Of course, if you’re a politician, it’s assumed that you love your country. But many politicians often don’t sound as if they love it, not particularly and not for its own sake. This is especially a problem for progressive ones who, in their forward-thinking aspirations for the nation, spend most of their time criticizing its present-day manifestation and often don’t sound as if they care for it very much at all. Barack Obama, to take the most obvious instance of this, often sounded as if he were deeply interested in America’s well-being in a detached academic sense, but it was never obvious that he liked it all that much. He often sounded to my ear like an art historian discoursing on the complexities of pre-Raphaelite symbolism, and at the end of the lecture you wonder if the guy really likes art at all.

Trump’s expressions of patriotism, by sharp contrast, are direct, unsubtle, almost hokey. “I love this country!” he exclaimed at the very end of his election victory speech, as if to sum up everything he’d said for the previous two years.
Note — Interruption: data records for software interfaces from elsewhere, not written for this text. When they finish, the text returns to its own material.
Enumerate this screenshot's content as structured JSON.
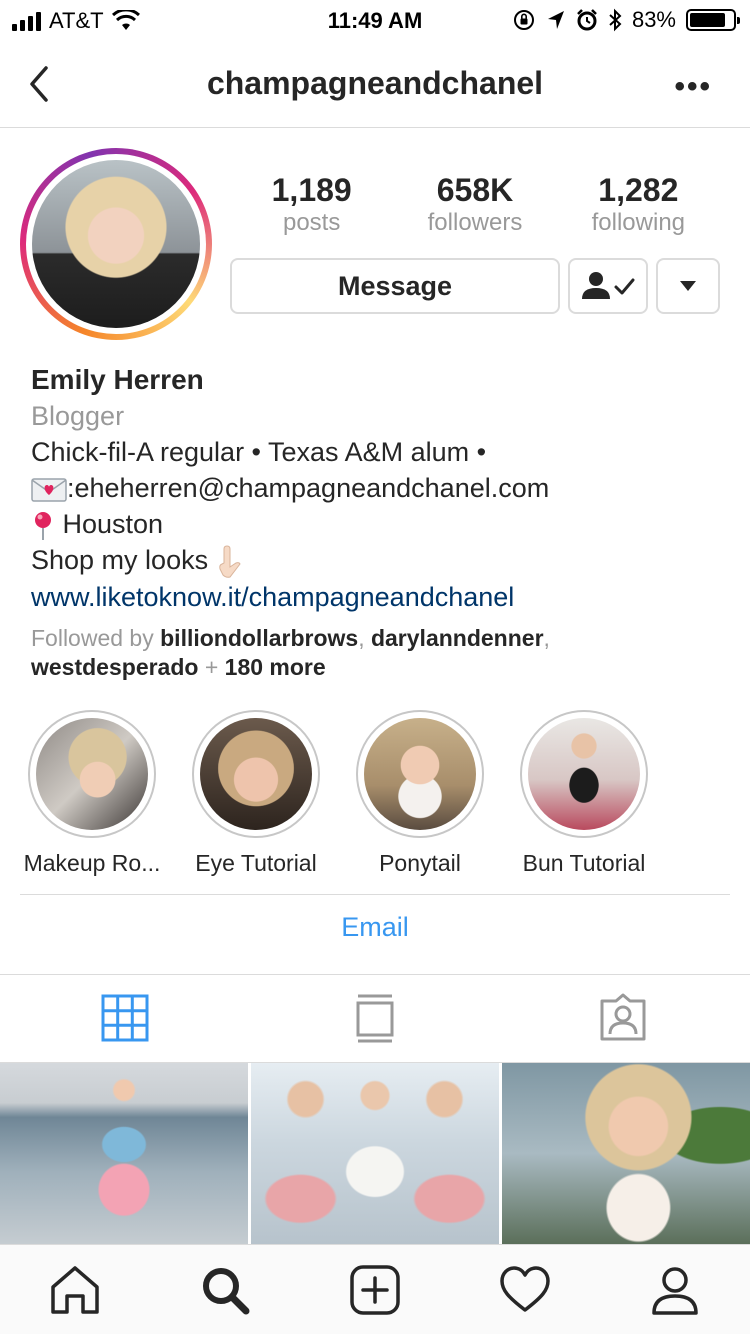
{
  "status_bar": {
    "carrier": "AT&T",
    "time": "11:49 AM",
    "battery_percent": "83%",
    "battery_level": 0.83,
    "icons": [
      "signal-icon",
      "wifi-icon",
      "orientation-lock-icon",
      "location-icon",
      "alarm-icon",
      "bluetooth-icon",
      "battery-icon"
    ]
  },
  "nav": {
    "title": "champagneandchanel",
    "back_icon": "chevron-left-icon",
    "more_label": "•••"
  },
  "profile": {
    "stats": [
      {
        "value": "1,189",
        "label": "posts"
      },
      {
        "value": "658K",
        "label": "followers"
      },
      {
        "value": "1,282",
        "label": "following"
      }
    ],
    "message_label": "Message",
    "name": "Emily Herren",
    "category": "Blogger",
    "bio_lines": [
      "Chick-fil-A regular • Texas A&M alum •",
      ":eheherren@champagneandchanel.com",
      " Houston",
      "Shop my looks "
    ],
    "link": "www.liketoknow.it/champagneandchanel",
    "followed_by": {
      "prefix": "Followed by ",
      "user1": "billiondollarbrows",
      "sep1": ", ",
      "user2": "darylanndenner",
      "sep2": ",",
      "user3": "westdesperado",
      "sep3": " + ",
      "more": "180 more"
    }
  },
  "highlights": [
    {
      "label": "Makeup Ro..."
    },
    {
      "label": "Eye Tutorial"
    },
    {
      "label": "Ponytail"
    },
    {
      "label": "Bun Tutorial"
    }
  ],
  "email_label": "Email",
  "tabs": [
    "grid-icon",
    "feed-icon",
    "tagged-icon"
  ],
  "bottom_nav": [
    "home-icon",
    "search-icon",
    "add-icon",
    "heart-icon",
    "profile-icon"
  ],
  "colors": {
    "link_blue": "#3897f0",
    "bio_link": "#003569",
    "text": "#262626",
    "muted": "#999999",
    "border": "#dbdbdb"
  }
}
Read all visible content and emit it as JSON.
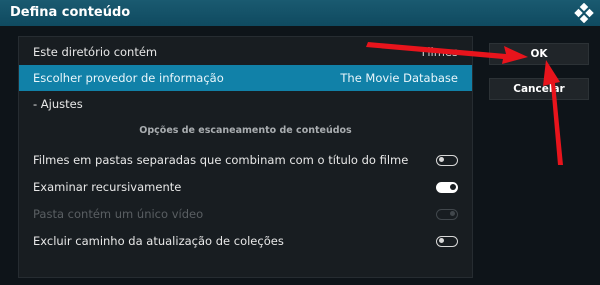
{
  "dialog": {
    "title": "Defina conteúdo"
  },
  "settings": {
    "directory_label": "Este diretório contém",
    "directory_value": "Filmes",
    "provider_label": "Escolher provedor de informação",
    "provider_value": "The Movie Database",
    "adjust_label": "- Ajustes",
    "scan_section_title": "Opções de escaneamento de conteúdos",
    "toggles": [
      {
        "label": "Filmes em pastas separadas que combinam com o título do filme",
        "state": "off"
      },
      {
        "label": "Examinar recursivamente",
        "state": "on"
      },
      {
        "label": "Pasta contém um único vídeo",
        "state": "disabled"
      },
      {
        "label": "Excluir caminho da atualização de coleções",
        "state": "off"
      }
    ]
  },
  "buttons": {
    "ok_label": "OK",
    "cancel_label": "Cancelar"
  },
  "colors": {
    "titlebar": "#12506a",
    "focus": "#1181a8",
    "annotation_arrow": "#e8141c"
  },
  "icons": {
    "logo": "kodi-logo-icon"
  }
}
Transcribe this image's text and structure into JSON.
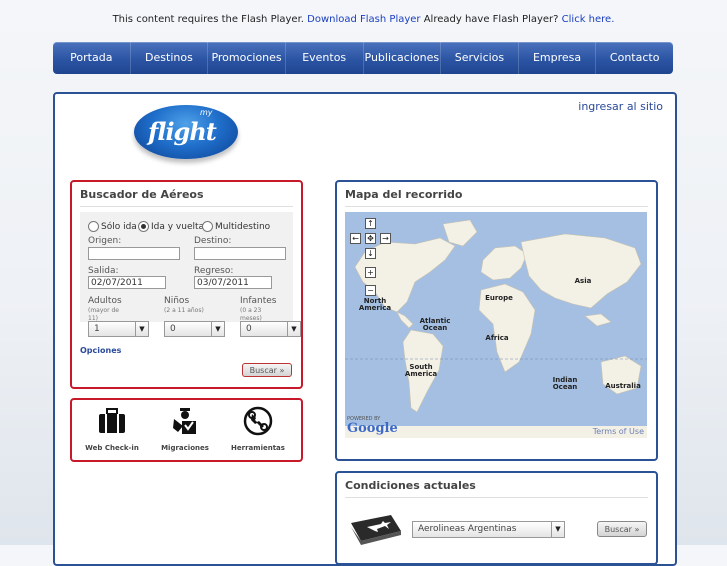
{
  "flash": {
    "text": "This content requires the Flash Player.",
    "download_link": "Download Flash Player",
    "question": "Already have Flash Player?",
    "click_link": "Click here."
  },
  "nav": [
    "Portada",
    "Destinos",
    "Promociones",
    "Eventos",
    "Publicaciones",
    "Servicios",
    "Empresa",
    "Contacto"
  ],
  "login_link": "ingresar al sitio",
  "logo": {
    "small": "my",
    "main": "flight"
  },
  "search": {
    "title": "Buscador de Aéreos",
    "trip_types": [
      "Sólo ida",
      "Ida y vuelta",
      "Multidestino"
    ],
    "selected_trip_type": "Ida y vuelta",
    "origin_label": "Origen:",
    "destination_label": "Destino:",
    "origin_value": "",
    "destination_value": "",
    "departure_label": "Salida:",
    "departure_value": "02/07/2011",
    "return_label": "Regreso:",
    "return_value": "03/07/2011",
    "adults_label": "Adultos",
    "adults_note": "(mayor de 11)",
    "adults_value": "1",
    "children_label": "Niños",
    "children_note": "(2 a 11 años)",
    "children_value": "0",
    "infants_label": "Infantes",
    "infants_note": "(0 a 23 meses)",
    "infants_value": "0",
    "options_link": "Opciones",
    "search_button": "Buscar »"
  },
  "tools": [
    {
      "label": "Web Check-in",
      "icon": "briefcase-icon"
    },
    {
      "label": "Migraciones",
      "icon": "immigration-officer-icon"
    },
    {
      "label": "Herramientas",
      "icon": "wrench-icon"
    }
  ],
  "map": {
    "title": "Mapa del recorrido",
    "labels": {
      "north_america": "North America",
      "europe": "Europe",
      "asia": "Asia",
      "atlantic": "Atlantic Ocean",
      "africa": "Africa",
      "south_america": "South America",
      "indian": "Indian Ocean",
      "australia": "Australia"
    },
    "powered_small": "POWERED BY",
    "powered_brand": "Google",
    "terms": "Terms of Use",
    "controls": {
      "up": "↑",
      "left": "←",
      "center": "✥",
      "right": "→",
      "down": "↓",
      "zoom_in": "+",
      "zoom_out": "−"
    }
  },
  "conditions": {
    "title": "Condiciones actuales",
    "airline": "Aerolineas Argentinas",
    "search_button": "Buscar »"
  },
  "colors": {
    "nav_blue": "#2b54a3",
    "accent_red": "#c8192b",
    "panel_border": "#2c5296",
    "map_water": "#a4bfe2",
    "map_land": "#f3f0e6"
  }
}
And, whatever else one might say about the man, there’s no reason to doubt him.

Love of country is, accordingly, Trump’s chief criterion in judging other people. Tim Cook wants to locate manufacturing facilities in the United States — evidence that the Apple chief executive, said Trump, “loves this country.” Protesters at Trump rallies, on the other hand, clearly have no regard for America: “They don’t love this country.” I assume many readers will interpret these and similar remarks by the president as either dumb or cynical jingoism. Maybe. But for many Americans, there is something refreshing about a president who isn’t too sophisticated to believe that loving your country is a good thing and not loving it is a bad thing, and who isn’t too polished to say so loudly and without pretense.

Trump’s many adversaries may loathe the man, but they can learn from him on this point. That is, assuming they want to win at the polls.